Skip to navigation.

Businesses are not infrequently subjected to competing and often unclear legal rules.  Take, for example, the independent contractor versus employee classification morass.  Sophisticated Fortune 500 companies find themselves just as frustrated as small businesses in trying to comply with the law.  It is not always easy to determine when a worker may be engaged as an independent contractor or when he or she must be hired as an employee; the law frequently does not provide any concrete answers.  Moreover, different states have different rules, and those rules may differ from the viewpoint of the Internal Revenue Service (IRS) and U.S. Department of Labor (DOL). Even if both the business and worker want to establish an independent contractor relationship, the law may not allow it.

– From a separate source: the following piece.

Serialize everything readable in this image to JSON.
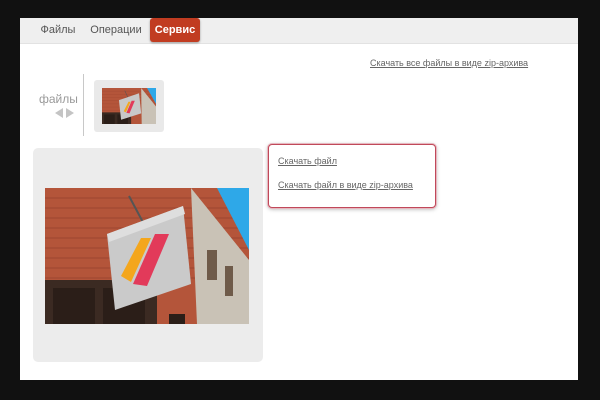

The U.S. Department of Labor is actively on the look-out for employers who misclassify workers as independent contractors rather than employees.  In concert with the IRS, the Department of Labor has partnered with about half the states in an effort to identify instances of worker misclassification.  DOL is engaging in “strategic enforcement” by focusing on particular industries in which it believes that violations may be the greatest.

The fact that different states have different rules is particularly troublesome for businesses that have workers in different states.  In the Washington D.C. Metropolitan Area, the problem can become particularly knotty since a business’s worker might provide services to clients located in Virginia, Maryland, and the District of Columbia all on the same day. One state might consider the worker an employee while the other might treat the worker as an independent contractor.

In Virginia, an independent contractor is a person who is employed to do a piece of work without restriction as to the means to be employed and who employs his own labor and undertakes to do the work according to his own ideas, or in accordance with plans furnished by the person for whom the work is done.  The key is that the independent contractor is held accountable only for results.  While easy to state and understand, the difficulty is in applying this rule to individual circumstances since many workers do not fit neatly into this criteria; not infrequently, workers exhibit characteristics of both employees and independent contractors.

To make matters worse, DOL takes a fairly expansive view of what makes a worker an employee as opposed to an independent contractor.  Summarized, its focus is on whether the worker is really in business for him or herself (and therefore an independent contractor) or is economically dependent on the employer (and therefore an employee).

The consequence of getting it wrong, and treating a worker as an independent contractor when, in fact, the worker is an employee, can be devastating.  It can lead to a business becoming liable for unpaid taxes, unpaid overtime, and various other penalties.  Furthermore, as the law develops, what might have been permissibly characterized as an independent contractor relationship years ago, might now be found to be more like an employment relationship.  Periodically auditing how your company classifies its workers is essential to minimizing unexpected liabilities in a changing legal and regulatory environment.